____ SOURCE DATA

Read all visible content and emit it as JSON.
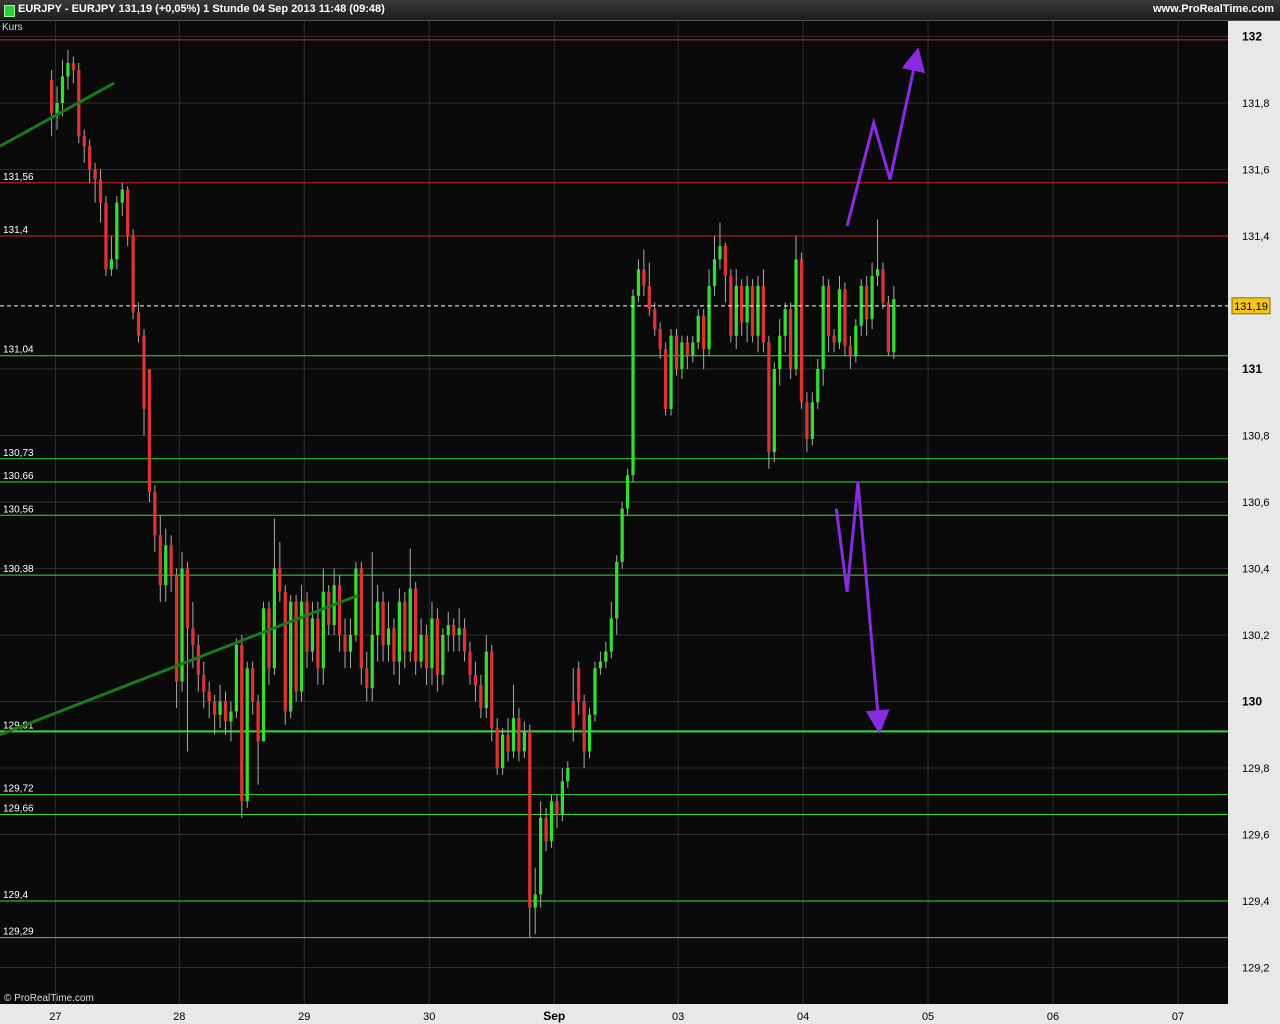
{
  "header": {
    "title": "EURJPY - EURJPY    131,19 (+0,05%)    1 Stunde  04 Sep 2013 11:48 (09:48)",
    "brand": "www.ProRealTime.com",
    "series_label": "Kurs",
    "copyright": "© ProRealTime.com"
  },
  "colors": {
    "background": "#0a0a0a",
    "grid": "#2e2e2e",
    "bull": "#33dd33",
    "bear": "#dd3333",
    "resistance": "#cc2222",
    "support": "#33dd33",
    "trendline": "#1a7a1a",
    "projection": "#8a2be2",
    "current_price": "#f5c518"
  },
  "chart_data": {
    "type": "candlestick",
    "instrument": "EURJPY",
    "timeframe": "1 Stunde",
    "ylim": [
      129.1,
      132.1
    ],
    "y_ticks": [
      {
        "v": 132,
        "label": "132",
        "bold": true
      },
      {
        "v": 131.8,
        "label": "131,8"
      },
      {
        "v": 131.6,
        "label": "131,6"
      },
      {
        "v": 131.4,
        "label": "131,4"
      },
      {
        "v": 131,
        "label": "131",
        "bold": true
      },
      {
        "v": 130.8,
        "label": "130,8"
      },
      {
        "v": 130.6,
        "label": "130,6"
      },
      {
        "v": 130.4,
        "label": "130,4"
      },
      {
        "v": 130.2,
        "label": "130,2"
      },
      {
        "v": 130,
        "label": "130",
        "bold": true
      },
      {
        "v": 129.8,
        "label": "129,8"
      },
      {
        "v": 129.6,
        "label": "129,6"
      },
      {
        "v": 129.4,
        "label": "129,4"
      },
      {
        "v": 129.2,
        "label": "129,2"
      }
    ],
    "x_ticks": [
      {
        "t": 0.7,
        "label": "27"
      },
      {
        "t": 23.5,
        "label": "28"
      },
      {
        "t": 46.5,
        "label": "29"
      },
      {
        "t": 69.5,
        "label": "30"
      },
      {
        "t": 92.5,
        "label": "Sep",
        "bold": true
      },
      {
        "t": 115.3,
        "label": "03"
      },
      {
        "t": 138.3,
        "label": "04"
      },
      {
        "t": 161.3,
        "label": "05"
      },
      {
        "t": 184.3,
        "label": "06"
      },
      {
        "t": 207.3,
        "label": "07"
      }
    ],
    "x_range": [
      -9.5,
      216.5
    ],
    "levels": [
      {
        "v": 131.99,
        "label": "",
        "type": "resistance"
      },
      {
        "v": 131.56,
        "label": "131,56",
        "type": "resistance"
      },
      {
        "v": 131.4,
        "label": "131,4",
        "type": "resistance"
      },
      {
        "v": 131.04,
        "label": "131,04",
        "type": "support"
      },
      {
        "v": 130.73,
        "label": "130,73",
        "type": "support"
      },
      {
        "v": 130.66,
        "label": "130,66",
        "type": "support"
      },
      {
        "v": 130.56,
        "label": "130,56",
        "type": "support"
      },
      {
        "v": 130.38,
        "label": "130,38",
        "type": "support"
      },
      {
        "v": 129.91,
        "label": "129,91",
        "type": "support",
        "bold": true
      },
      {
        "v": 129.72,
        "label": "129,72",
        "type": "support"
      },
      {
        "v": 129.66,
        "label": "129,66",
        "type": "support"
      },
      {
        "v": 129.4,
        "label": "129,4",
        "type": "support"
      },
      {
        "v": 129.29,
        "label": "129,29",
        "type": "support"
      }
    ],
    "current_price": {
      "v": 131.19,
      "label": "131,19"
    },
    "trendlines": [
      {
        "from": [
          -9.5,
          131.67
        ],
        "to": [
          11.5,
          131.86
        ]
      },
      {
        "from": [
          -9.5,
          129.9
        ],
        "to": [
          56.5,
          130.32
        ]
      }
    ],
    "projections": [
      [
        [
          146.4,
          131.43
        ],
        [
          151.3,
          131.74
        ],
        [
          154.3,
          131.57
        ],
        [
          159.3,
          131.95
        ]
      ],
      [
        [
          144.4,
          130.58
        ],
        [
          146.4,
          130.33
        ],
        [
          148.4,
          130.66
        ],
        [
          152.3,
          129.92
        ]
      ]
    ],
    "candles": [
      [
        131.87,
        131.77,
        131.9,
        131.7
      ],
      [
        131.77,
        131.8,
        131.85,
        131.72
      ],
      [
        131.8,
        131.88,
        131.93,
        131.76
      ],
      [
        131.88,
        131.92,
        131.96,
        131.84
      ],
      [
        131.92,
        131.9,
        131.94,
        131.86
      ],
      [
        131.9,
        131.7,
        131.92,
        131.68
      ],
      [
        131.7,
        131.67,
        131.72,
        131.62
      ],
      [
        131.67,
        131.6,
        131.69,
        131.56
      ],
      [
        131.6,
        131.57,
        131.62,
        131.5
      ],
      [
        131.57,
        131.5,
        131.6,
        131.44
      ],
      [
        131.5,
        131.3,
        131.52,
        131.28
      ],
      [
        131.3,
        131.33,
        131.4,
        131.28
      ],
      [
        131.33,
        131.5,
        131.52,
        131.3
      ],
      [
        131.5,
        131.54,
        131.56,
        131.46
      ],
      [
        131.54,
        131.4,
        131.55,
        131.37
      ],
      [
        131.4,
        131.17,
        131.42,
        131.15
      ],
      [
        131.17,
        131.1,
        131.2,
        131.08
      ],
      [
        131.1,
        130.88,
        131.12,
        130.8
      ],
      [
        131.0,
        130.63,
        130.92,
        130.6
      ],
      [
        130.63,
        130.5,
        130.65,
        130.45
      ],
      [
        130.5,
        130.35,
        130.56,
        130.3
      ],
      [
        130.35,
        130.47,
        130.52,
        130.3
      ],
      [
        130.47,
        130.38,
        130.5,
        130.33
      ],
      [
        130.38,
        130.06,
        130.4,
        129.98
      ],
      [
        130.06,
        130.4,
        130.45,
        130.03
      ],
      [
        130.4,
        130.22,
        130.42,
        129.85
      ],
      [
        130.22,
        130.17,
        130.3,
        130.1
      ],
      [
        130.17,
        130.08,
        130.2,
        130.03
      ],
      [
        130.08,
        130.03,
        130.12,
        129.98
      ],
      [
        130.03,
        130.0,
        130.06,
        129.95
      ],
      [
        130.0,
        129.96,
        130.02,
        129.9
      ],
      [
        129.96,
        130.0,
        130.05,
        129.92
      ],
      [
        130.0,
        129.94,
        130.03,
        129.9
      ],
      [
        129.94,
        129.97,
        130.0,
        129.88
      ],
      [
        129.97,
        130.17,
        130.19,
        129.95
      ],
      [
        130.17,
        129.7,
        130.2,
        129.65
      ],
      [
        129.7,
        130.1,
        130.12,
        129.68
      ],
      [
        130.1,
        130.0,
        130.12,
        129.96
      ],
      [
        130.0,
        129.88,
        130.02,
        129.75
      ],
      [
        129.88,
        130.28,
        130.3,
        129.88
      ],
      [
        130.28,
        130.1,
        130.3,
        130.05
      ],
      [
        130.1,
        130.4,
        130.55,
        130.08
      ],
      [
        130.4,
        130.33,
        130.48,
        130.3
      ],
      [
        130.33,
        129.97,
        130.35,
        129.93
      ],
      [
        129.97,
        130.3,
        130.32,
        129.95
      ],
      [
        130.3,
        130.03,
        130.32,
        130.0
      ],
      [
        130.03,
        130.3,
        130.35,
        130.0
      ],
      [
        130.3,
        130.15,
        130.33,
        130.1
      ],
      [
        130.15,
        130.25,
        130.3,
        130.12
      ],
      [
        130.25,
        130.1,
        130.3,
        130.05
      ],
      [
        130.1,
        130.33,
        130.4,
        130.05
      ],
      [
        130.33,
        130.23,
        130.35,
        130.2
      ],
      [
        130.23,
        130.35,
        130.4,
        130.2
      ],
      [
        130.35,
        130.2,
        130.38,
        130.15
      ],
      [
        130.2,
        130.15,
        130.25,
        130.1
      ],
      [
        130.15,
        130.2,
        130.25,
        130.1
      ],
      [
        130.2,
        130.4,
        130.42,
        130.18
      ],
      [
        130.4,
        130.1,
        130.42,
        130.05
      ],
      [
        130.1,
        130.04,
        130.15,
        130.0
      ],
      [
        130.04,
        130.2,
        130.45,
        130.0
      ],
      [
        130.2,
        130.3,
        130.35,
        130.12
      ],
      [
        130.3,
        130.17,
        130.33,
        130.12
      ],
      [
        130.17,
        130.22,
        130.3,
        130.12
      ],
      [
        130.22,
        130.12,
        130.25,
        130.08
      ],
      [
        130.12,
        130.3,
        130.34,
        130.05
      ],
      [
        130.3,
        130.15,
        130.33,
        130.1
      ],
      [
        130.15,
        130.34,
        130.46,
        130.12
      ],
      [
        130.34,
        130.12,
        130.36,
        130.08
      ],
      [
        130.12,
        130.2,
        130.25,
        130.1
      ],
      [
        130.2,
        130.1,
        130.23,
        130.05
      ],
      [
        130.1,
        130.25,
        130.3,
        130.05
      ],
      [
        130.25,
        130.08,
        130.28,
        130.03
      ],
      [
        130.08,
        130.2,
        130.22,
        130.05
      ],
      [
        130.2,
        130.23,
        130.27,
        130.15
      ],
      [
        130.23,
        130.2,
        130.25,
        130.15
      ],
      [
        130.2,
        130.22,
        130.28,
        130.15
      ],
      [
        130.22,
        130.15,
        130.25,
        130.12
      ],
      [
        130.15,
        130.08,
        130.18,
        130.05
      ],
      [
        130.08,
        130.05,
        130.12,
        130.0
      ],
      [
        130.05,
        129.98,
        130.08,
        129.95
      ],
      [
        129.98,
        130.15,
        130.2,
        129.95
      ],
      [
        130.15,
        129.92,
        130.17,
        129.88
      ],
      [
        129.92,
        129.8,
        129.95,
        129.78
      ],
      [
        129.8,
        129.9,
        129.92,
        129.78
      ],
      [
        129.9,
        129.85,
        129.95,
        129.82
      ],
      [
        129.85,
        129.95,
        130.05,
        129.83
      ],
      [
        129.95,
        129.85,
        129.98,
        129.82
      ],
      [
        129.85,
        129.91,
        129.94,
        129.83
      ],
      [
        129.91,
        129.38,
        129.93,
        129.29
      ],
      [
        129.38,
        129.42,
        129.5,
        129.3
      ],
      [
        129.42,
        129.65,
        129.7,
        129.38
      ],
      [
        129.65,
        129.58,
        129.68,
        129.55
      ],
      [
        129.58,
        129.7,
        129.72,
        129.56
      ],
      [
        129.7,
        129.66,
        129.72,
        129.62
      ],
      [
        129.66,
        129.76,
        129.8,
        129.64
      ],
      [
        129.76,
        129.8,
        129.82,
        129.74
      ],
      [
        130.0,
        129.92,
        130.1,
        129.88
      ],
      [
        130.1,
        130.0,
        130.12,
        129.96
      ],
      [
        130.0,
        129.85,
        130.02,
        129.8
      ],
      [
        129.85,
        129.96,
        129.98,
        129.83
      ],
      [
        129.96,
        130.1,
        130.12,
        129.94
      ],
      [
        130.1,
        130.12,
        130.15,
        130.08
      ],
      [
        130.12,
        130.15,
        130.18,
        130.1
      ],
      [
        130.15,
        130.25,
        130.3,
        130.13
      ],
      [
        130.25,
        130.42,
        130.44,
        130.2
      ],
      [
        130.42,
        130.58,
        130.6,
        130.4
      ],
      [
        130.58,
        130.68,
        130.7,
        130.56
      ],
      [
        130.68,
        131.22,
        131.24,
        130.66
      ],
      [
        131.22,
        131.3,
        131.33,
        131.2
      ],
      [
        131.3,
        131.25,
        131.36,
        131.22
      ],
      [
        131.25,
        131.18,
        131.32,
        131.16
      ],
      [
        131.18,
        131.12,
        131.2,
        131.1
      ],
      [
        131.12,
        131.06,
        131.14,
        131.03
      ],
      [
        131.06,
        130.88,
        131.08,
        130.86
      ],
      [
        130.88,
        131.1,
        131.12,
        130.86
      ],
      [
        131.1,
        131.0,
        131.12,
        130.98
      ],
      [
        131.0,
        131.08,
        131.1,
        130.97
      ],
      [
        131.08,
        131.04,
        131.1,
        131.0
      ],
      [
        131.04,
        131.08,
        131.1,
        131.02
      ],
      [
        131.08,
        131.16,
        131.18,
        131.06
      ],
      [
        131.16,
        131.06,
        131.18,
        131.0
      ],
      [
        131.06,
        131.25,
        131.3,
        131.04
      ],
      [
        131.25,
        131.33,
        131.4,
        131.22
      ],
      [
        131.33,
        131.37,
        131.44,
        131.3
      ],
      [
        131.37,
        131.28,
        131.38,
        131.2
      ],
      [
        131.28,
        131.1,
        131.3,
        131.08
      ],
      [
        131.1,
        131.25,
        131.3,
        131.06
      ],
      [
        131.25,
        131.14,
        131.27,
        131.1
      ],
      [
        131.14,
        131.25,
        131.28,
        131.08
      ],
      [
        131.25,
        131.1,
        131.27,
        131.08
      ],
      [
        131.1,
        131.25,
        131.28,
        131.05
      ],
      [
        131.25,
        131.08,
        131.3,
        131.05
      ],
      [
        131.08,
        130.75,
        131.1,
        130.7
      ],
      [
        130.75,
        131.0,
        131.02,
        130.72
      ],
      [
        131.0,
        131.1,
        131.15,
        130.95
      ],
      [
        131.1,
        131.18,
        131.2,
        131.05
      ],
      [
        131.18,
        131.0,
        131.2,
        130.97
      ],
      [
        131.0,
        131.33,
        131.4,
        130.98
      ],
      [
        131.33,
        130.9,
        131.35,
        130.88
      ],
      [
        130.9,
        130.79,
        130.93,
        130.75
      ],
      [
        130.79,
        130.9,
        130.93,
        130.77
      ],
      [
        130.9,
        131.0,
        131.03,
        130.88
      ],
      [
        131.0,
        131.25,
        131.28,
        130.95
      ],
      [
        131.25,
        131.1,
        131.27,
        131.05
      ],
      [
        131.1,
        131.08,
        131.12,
        131.05
      ],
      [
        131.08,
        131.24,
        131.28,
        131.06
      ],
      [
        131.24,
        131.07,
        131.26,
        131.04
      ],
      [
        131.07,
        131.04,
        131.1,
        131.0
      ],
      [
        131.04,
        131.13,
        131.15,
        131.02
      ],
      [
        131.13,
        131.25,
        131.27,
        131.1
      ],
      [
        131.25,
        131.15,
        131.28,
        131.1
      ],
      [
        131.15,
        131.28,
        131.32,
        131.12
      ],
      [
        131.28,
        131.3,
        131.45,
        131.25
      ],
      [
        131.3,
        131.2,
        131.32,
        131.18
      ],
      [
        131.2,
        131.05,
        131.22,
        131.04
      ],
      [
        131.05,
        131.21,
        131.25,
        131.03
      ]
    ]
  }
}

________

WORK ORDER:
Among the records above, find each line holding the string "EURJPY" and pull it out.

ANSWER:
    "title": "EURJPY - EURJPY    131,19 (+0,05%)    1 Stunde  04 Sep 2013 11:48 (09:48)",
    "instrument": "EURJPY",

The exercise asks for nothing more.